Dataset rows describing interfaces
= Beginning of Section =

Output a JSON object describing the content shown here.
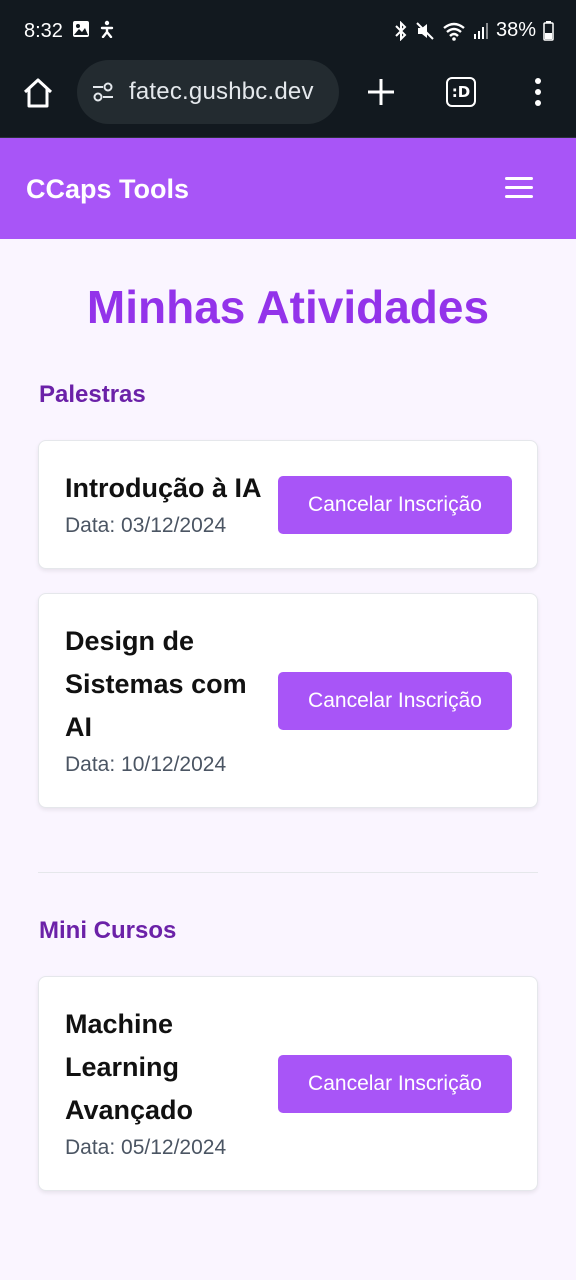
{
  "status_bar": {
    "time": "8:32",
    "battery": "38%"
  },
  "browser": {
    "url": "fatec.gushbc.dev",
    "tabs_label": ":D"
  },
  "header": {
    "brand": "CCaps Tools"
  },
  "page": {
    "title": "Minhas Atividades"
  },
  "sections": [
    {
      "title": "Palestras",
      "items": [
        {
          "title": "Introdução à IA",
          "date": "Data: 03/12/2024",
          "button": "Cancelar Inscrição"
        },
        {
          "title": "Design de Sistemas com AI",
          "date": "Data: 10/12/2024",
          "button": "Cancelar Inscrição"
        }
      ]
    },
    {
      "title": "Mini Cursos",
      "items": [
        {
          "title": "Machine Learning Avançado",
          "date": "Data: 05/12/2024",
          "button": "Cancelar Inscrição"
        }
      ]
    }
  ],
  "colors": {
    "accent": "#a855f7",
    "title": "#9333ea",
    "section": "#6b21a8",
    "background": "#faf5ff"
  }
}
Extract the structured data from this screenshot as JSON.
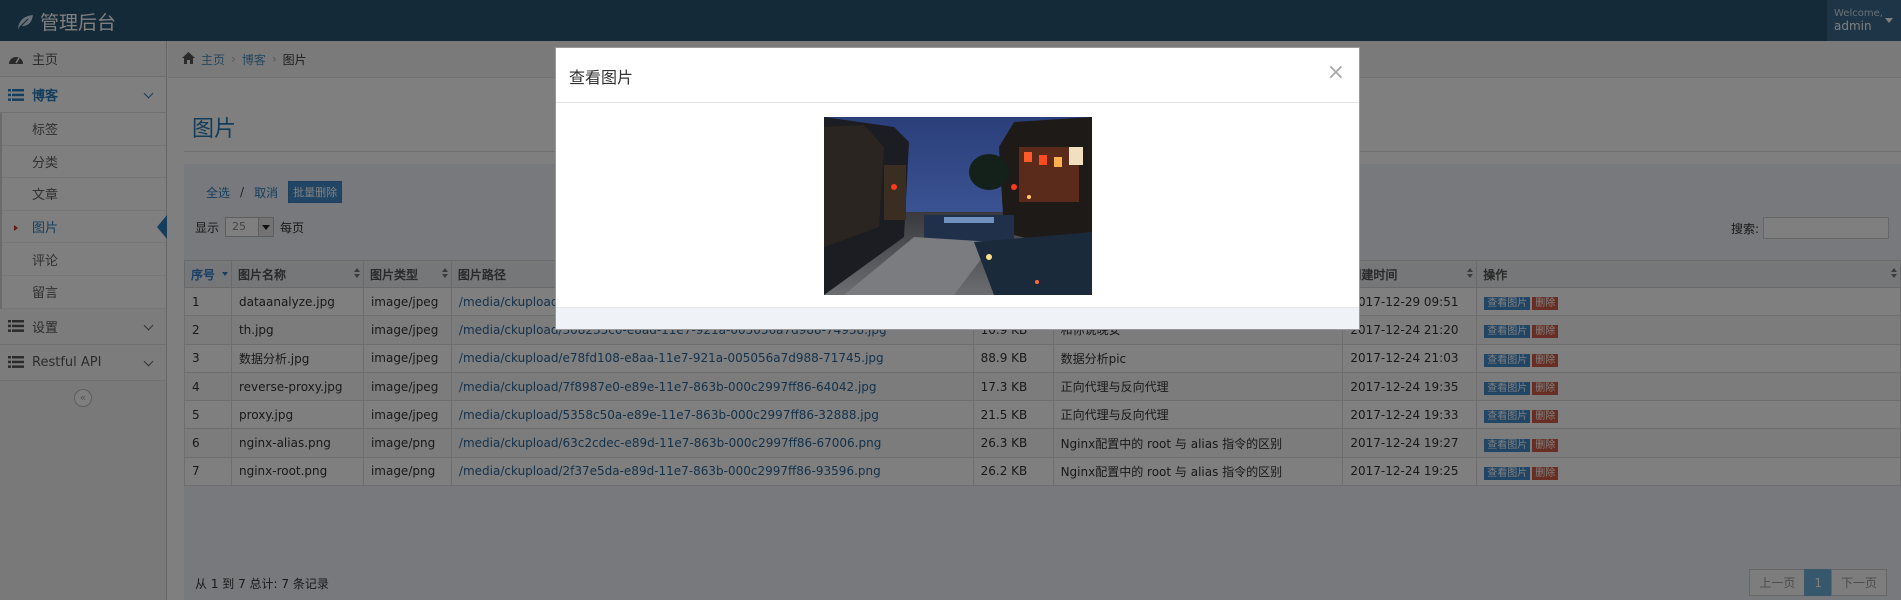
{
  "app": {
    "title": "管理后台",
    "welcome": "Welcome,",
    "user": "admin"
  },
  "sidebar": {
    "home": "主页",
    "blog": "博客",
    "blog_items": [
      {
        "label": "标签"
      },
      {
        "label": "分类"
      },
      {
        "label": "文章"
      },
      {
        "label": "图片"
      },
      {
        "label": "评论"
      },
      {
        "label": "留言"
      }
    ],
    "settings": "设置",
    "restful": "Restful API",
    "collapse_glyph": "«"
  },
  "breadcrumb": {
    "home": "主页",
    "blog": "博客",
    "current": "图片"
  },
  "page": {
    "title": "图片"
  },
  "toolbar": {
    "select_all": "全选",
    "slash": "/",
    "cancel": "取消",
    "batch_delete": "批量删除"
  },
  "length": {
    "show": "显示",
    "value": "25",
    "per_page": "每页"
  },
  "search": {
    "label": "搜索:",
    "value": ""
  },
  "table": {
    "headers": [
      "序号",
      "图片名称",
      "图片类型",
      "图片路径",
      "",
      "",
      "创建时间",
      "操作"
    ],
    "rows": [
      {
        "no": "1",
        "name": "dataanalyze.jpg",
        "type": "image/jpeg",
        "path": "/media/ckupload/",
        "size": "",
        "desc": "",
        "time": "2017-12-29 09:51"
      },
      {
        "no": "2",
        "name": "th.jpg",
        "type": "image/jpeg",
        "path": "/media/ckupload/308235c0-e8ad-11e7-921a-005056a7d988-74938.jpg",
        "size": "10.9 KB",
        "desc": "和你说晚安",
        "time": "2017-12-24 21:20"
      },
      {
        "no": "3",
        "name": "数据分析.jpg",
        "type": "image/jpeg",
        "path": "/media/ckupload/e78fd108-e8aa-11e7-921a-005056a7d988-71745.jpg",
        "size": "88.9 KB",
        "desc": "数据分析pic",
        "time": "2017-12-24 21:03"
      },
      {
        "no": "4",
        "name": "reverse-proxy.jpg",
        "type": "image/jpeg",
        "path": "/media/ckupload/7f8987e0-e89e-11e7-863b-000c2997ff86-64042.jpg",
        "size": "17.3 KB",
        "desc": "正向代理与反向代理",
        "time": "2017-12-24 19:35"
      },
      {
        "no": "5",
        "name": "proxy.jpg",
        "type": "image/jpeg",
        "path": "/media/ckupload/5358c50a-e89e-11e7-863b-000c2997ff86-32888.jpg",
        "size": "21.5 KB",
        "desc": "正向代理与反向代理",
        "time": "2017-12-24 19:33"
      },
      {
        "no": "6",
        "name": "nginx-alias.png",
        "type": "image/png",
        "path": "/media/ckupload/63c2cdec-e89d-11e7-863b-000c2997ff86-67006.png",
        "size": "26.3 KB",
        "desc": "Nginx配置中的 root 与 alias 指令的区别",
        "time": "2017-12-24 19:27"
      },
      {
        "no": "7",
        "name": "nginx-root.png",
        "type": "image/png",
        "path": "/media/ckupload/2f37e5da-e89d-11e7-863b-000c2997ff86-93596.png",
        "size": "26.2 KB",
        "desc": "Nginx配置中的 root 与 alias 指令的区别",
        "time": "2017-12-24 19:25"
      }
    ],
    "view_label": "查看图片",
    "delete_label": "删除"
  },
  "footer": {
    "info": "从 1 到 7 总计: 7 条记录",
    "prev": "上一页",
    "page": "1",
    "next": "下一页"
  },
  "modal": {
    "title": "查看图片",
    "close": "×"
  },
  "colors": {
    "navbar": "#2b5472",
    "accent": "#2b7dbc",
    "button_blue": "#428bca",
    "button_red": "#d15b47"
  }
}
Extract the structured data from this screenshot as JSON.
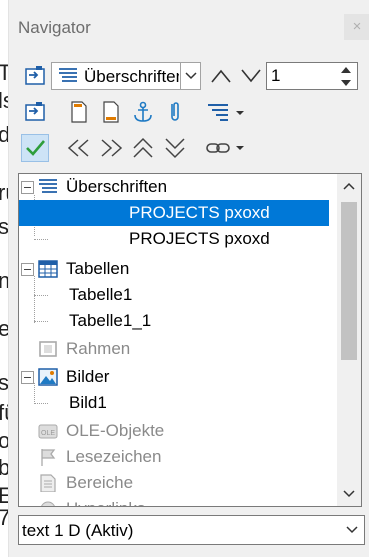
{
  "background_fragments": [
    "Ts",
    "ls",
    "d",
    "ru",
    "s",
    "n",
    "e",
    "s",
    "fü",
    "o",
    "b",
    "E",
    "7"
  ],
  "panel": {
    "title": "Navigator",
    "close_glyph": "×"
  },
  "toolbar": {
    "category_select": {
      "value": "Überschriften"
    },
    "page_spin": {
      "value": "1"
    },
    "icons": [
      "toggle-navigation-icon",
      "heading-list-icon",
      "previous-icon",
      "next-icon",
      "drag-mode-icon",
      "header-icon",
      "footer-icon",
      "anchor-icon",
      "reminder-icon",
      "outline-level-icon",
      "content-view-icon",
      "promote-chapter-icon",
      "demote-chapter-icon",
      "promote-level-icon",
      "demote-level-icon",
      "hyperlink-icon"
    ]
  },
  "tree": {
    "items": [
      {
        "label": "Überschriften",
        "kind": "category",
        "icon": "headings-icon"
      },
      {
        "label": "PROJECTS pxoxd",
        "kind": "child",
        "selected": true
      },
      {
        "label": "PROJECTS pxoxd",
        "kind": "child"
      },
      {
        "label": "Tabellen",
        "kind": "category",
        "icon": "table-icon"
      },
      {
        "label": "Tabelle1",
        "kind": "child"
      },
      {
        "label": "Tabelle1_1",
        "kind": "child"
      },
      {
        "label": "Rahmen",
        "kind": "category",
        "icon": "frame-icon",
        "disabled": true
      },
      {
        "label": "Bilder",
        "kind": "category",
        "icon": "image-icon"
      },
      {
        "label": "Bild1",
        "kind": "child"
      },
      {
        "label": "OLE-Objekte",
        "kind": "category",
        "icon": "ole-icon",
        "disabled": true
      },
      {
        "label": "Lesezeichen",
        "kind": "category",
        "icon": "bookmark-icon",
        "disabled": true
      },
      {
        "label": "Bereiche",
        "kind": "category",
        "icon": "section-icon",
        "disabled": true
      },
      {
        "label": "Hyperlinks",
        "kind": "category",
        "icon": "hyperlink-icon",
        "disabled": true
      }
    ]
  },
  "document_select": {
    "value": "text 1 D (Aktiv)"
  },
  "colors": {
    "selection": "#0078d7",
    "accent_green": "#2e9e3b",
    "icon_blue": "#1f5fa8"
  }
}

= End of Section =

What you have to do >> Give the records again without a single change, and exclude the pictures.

Task answer >>
Output a JSON object describing the content shown here.
{
  "status_bar": {
    "time": "8:32",
    "battery": "38%"
  },
  "browser": {
    "url": "fatec.gushbc.dev",
    "tabs_label": ":D"
  },
  "header": {
    "brand": "CCaps Tools"
  },
  "page": {
    "title": "Minhas Atividades"
  },
  "sections": [
    {
      "title": "Palestras",
      "items": [
        {
          "title": "Introdução à IA",
          "date": "Data: 03/12/2024",
          "button": "Cancelar Inscrição"
        },
        {
          "title": "Design de Sistemas com AI",
          "date": "Data: 10/12/2024",
          "button": "Cancelar Inscrição"
        }
      ]
    },
    {
      "title": "Mini Cursos",
      "items": [
        {
          "title": "Machine Learning Avançado",
          "date": "Data: 05/12/2024",
          "button": "Cancelar Inscrição"
        }
      ]
    }
  ],
  "colors": {
    "accent": "#a855f7",
    "title": "#9333ea",
    "section": "#6b21a8",
    "background": "#faf5ff"
  }
}
Extract the structured data from this screenshot as JSON.
{
  "app": {
    "title": "管理后台",
    "welcome": "Welcome,",
    "user": "admin"
  },
  "sidebar": {
    "home": "主页",
    "blog": "博客",
    "blog_items": [
      {
        "label": "标签"
      },
      {
        "label": "分类"
      },
      {
        "label": "文章"
      },
      {
        "label": "图片"
      },
      {
        "label": "评论"
      },
      {
        "label": "留言"
      }
    ],
    "settings": "设置",
    "restful": "Restful API",
    "collapse_glyph": "«"
  },
  "breadcrumb": {
    "home": "主页",
    "blog": "博客",
    "current": "图片"
  },
  "page": {
    "title": "图片"
  },
  "toolbar": {
    "select_all": "全选",
    "slash": "/",
    "cancel": "取消",
    "batch_delete": "批量删除"
  },
  "length": {
    "show": "显示",
    "value": "25",
    "per_page": "每页"
  },
  "search": {
    "label": "搜索:",
    "value": ""
  },
  "table": {
    "headers": [
      "序号",
      "图片名称",
      "图片类型",
      "图片路径",
      "",
      "",
      "创建时间",
      "操作"
    ],
    "rows": [
      {
        "no": "1",
        "name": "dataanalyze.jpg",
        "type": "image/jpeg",
        "path": "/media/ckupload/",
        "size": "",
        "desc": "",
        "time": "2017-12-29 09:51"
      },
      {
        "no": "2",
        "name": "th.jpg",
        "type": "image/jpeg",
        "path": "/media/ckupload/308235c0-e8ad-11e7-921a-005056a7d988-74938.jpg",
        "size": "10.9 KB",
        "desc": "和你说晚安",
        "time": "2017-12-24 21:20"
      },
      {
        "no": "3",
        "name": "数据分析.jpg",
        "type": "image/jpeg",
        "path": "/media/ckupload/e78fd108-e8aa-11e7-921a-005056a7d988-71745.jpg",
        "size": "88.9 KB",
        "desc": "数据分析pic",
        "time": "2017-12-24 21:03"
      },
      {
        "no": "4",
        "name": "reverse-proxy.jpg",
        "type": "image/jpeg",
        "path": "/media/ckupload/7f8987e0-e89e-11e7-863b-000c2997ff86-64042.jpg",
        "size": "17.3 KB",
        "desc": "正向代理与反向代理",
        "time": "2017-12-24 19:35"
      },
      {
        "no": "5",
        "name": "proxy.jpg",
        "type": "image/jpeg",
        "path": "/media/ckupload/5358c50a-e89e-11e7-863b-000c2997ff86-32888.jpg",
        "size": "21.5 KB",
        "desc": "正向代理与反向代理",
        "time": "2017-12-24 19:33"
      },
      {
        "no": "6",
        "name": "nginx-alias.png",
        "type": "image/png",
        "path": "/media/ckupload/63c2cdec-e89d-11e7-863b-000c2997ff86-67006.png",
        "size": "26.3 KB",
        "desc": "Nginx配置中的 root 与 alias 指令的区别",
        "time": "2017-12-24 19:27"
      },
      {
        "no": "7",
        "name": "nginx-root.png",
        "type": "image/png",
        "path": "/media/ckupload/2f37e5da-e89d-11e7-863b-000c2997ff86-93596.png",
        "size": "26.2 KB",
        "desc": "Nginx配置中的 root 与 alias 指令的区别",
        "time": "2017-12-24 19:25"
      }
    ],
    "view_label": "查看图片",
    "delete_label": "删除"
  },
  "footer": {
    "info": "从 1 到 7 总计: 7 条记录",
    "prev": "上一页",
    "page": "1",
    "next": "下一页"
  },
  "modal": {
    "title": "查看图片",
    "close": "×"
  },
  "colors": {
    "navbar": "#2b5472",
    "accent": "#2b7dbc",
    "button_blue": "#428bca",
    "button_red": "#d15b47"
  }
}
Extract the structured data from this screenshot as JSON.
{
  "background_fragments": [
    "Ts",
    "ls",
    "d",
    "ru",
    "s",
    "n",
    "e",
    "s",
    "fü",
    "o",
    "b",
    "E",
    "7"
  ],
  "panel": {
    "title": "Navigator",
    "close_glyph": "×"
  },
  "toolbar": {
    "category_select": {
      "value": "Überschriften"
    },
    "page_spin": {
      "value": "1"
    },
    "icons": [
      "toggle-navigation-icon",
      "heading-list-icon",
      "previous-icon",
      "next-icon",
      "drag-mode-icon",
      "header-icon",
      "footer-icon",
      "anchor-icon",
      "reminder-icon",
      "outline-level-icon",
      "content-view-icon",
      "promote-chapter-icon",
      "demote-chapter-icon",
      "promote-level-icon",
      "demote-level-icon",
      "hyperlink-icon"
    ]
  },
  "tree": {
    "items": [
      {
        "label": "Überschriften",
        "kind": "category",
        "icon": "headings-icon"
      },
      {
        "label": "PROJECTS pxoxd",
        "kind": "child",
        "selected": true
      },
      {
        "label": "PROJECTS pxoxd",
        "kind": "child"
      },
      {
        "label": "Tabellen",
        "kind": "category",
        "icon": "table-icon"
      },
      {
        "label": "Tabelle1",
        "kind": "child"
      },
      {
        "label": "Tabelle1_1",
        "kind": "child"
      },
      {
        "label": "Rahmen",
        "kind": "category",
        "icon": "frame-icon",
        "disabled": true
      },
      {
        "label": "Bilder",
        "kind": "category",
        "icon": "image-icon"
      },
      {
        "label": "Bild1",
        "kind": "child"
      },
      {
        "label": "OLE-Objekte",
        "kind": "category",
        "icon": "ole-icon",
        "disabled": true
      },
      {
        "label": "Lesezeichen",
        "kind": "category",
        "icon": "bookmark-icon",
        "disabled": true
      },
      {
        "label": "Bereiche",
        "kind": "category",
        "icon": "section-icon",
        "disabled": true
      },
      {
        "label": "Hyperlinks",
        "kind": "category",
        "icon": "hyperlink-icon",
        "disabled": true
      }
    ]
  },
  "document_select": {
    "value": "text 1 D (Aktiv)"
  },
  "colors": {
    "selection": "#0078d7",
    "accent_green": "#2e9e3b",
    "icon_blue": "#1f5fa8"
  }
}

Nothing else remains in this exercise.